- Analyze the facts and determine the probable cause
- Acceptance of the final report
- Advocate for acceptance of safety recommendations arising from the investigation
NB: “This process is not strictly linear, and the stages overlap. For example, investigators may wait for log books while they analyze weather information, or their analysis of engine performance data may prompt them to request additional information,” the NTSB says on its website. From the manufacturer.”
more:“Are they alive?” A video shows a Naples man rushing to help victims of a fiery plane crash
How long does the investigation take?
The timing between the start of an investigation, a probable cause determination and a report varies based on the complexity of the investigation and the workload of the agency’s investigators, the NTSB says. Generally, the NTSB attempts to complete an investigation within 12 to 24 months, but these and other factors can significantly affect this timing.
What likely happened at the Naples plane crash site?
- During this phase, NTSB investigators collect the data and information necessary to analyze the accident and determine probable cause. This includes when an NTSB investigator or investigative team – known as the Got Team – travels to the accident site, as well as time spent gathering additional information from outside the accident scene itself, such as flight logs, maintenance logs and personal interviews.

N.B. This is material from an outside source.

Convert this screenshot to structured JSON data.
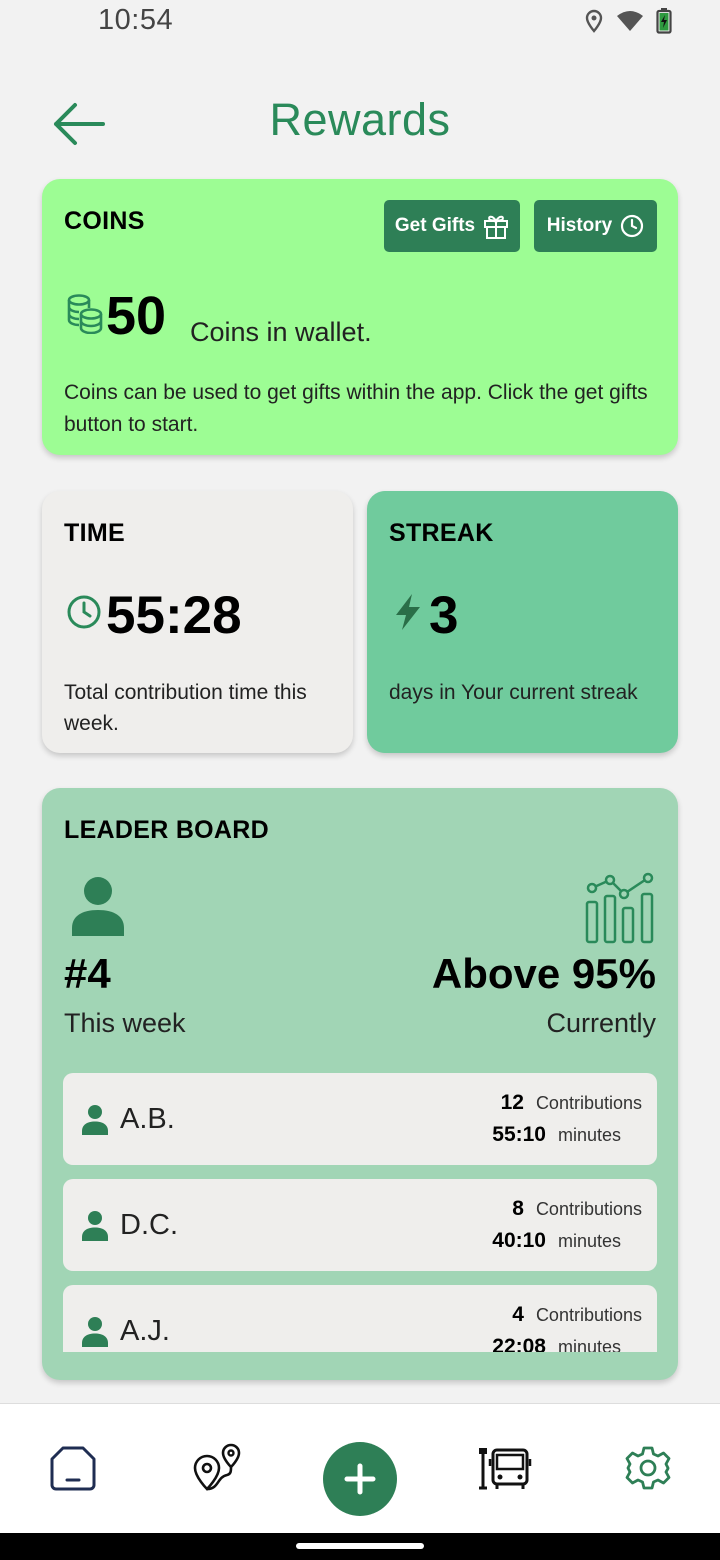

- What’s known as a party system allows the NTSB to designate other organizations or companies as parties to investigations — in the case of the Florida Highway Patrol — and allows the board to leverage its resources to investigate.
Did you know? NTSB Annual Investigations
The NTSB investigates about 1,200 aviation accidents and accidents annually, and about 60 accidents in other modes of transportation: railroads, highways, marine, and pipelines. In some cases, the NTSB decides to hold an investigative hearing to help determine the facts about a transportation accident.
What is the difference between an aviation accident and an accident?
- An aviation accident is defined under the International Civil Aviation Convention, Annex 13, as an event related to the operation of the aircraft, which occurs from the time any person boards the aircraft with Intent to fly Until all of these people disembark, in which case (a) someone is fatally or seriously injured, (b) the aircraft sustains significant damage or structural failure, or (c) the aircraft disappears or becomes completely inaccessible.
- Annex 13 defines an aviation accident as an event, other than an accident, associated with the operation of an aircraft that affects or could affect operating safety.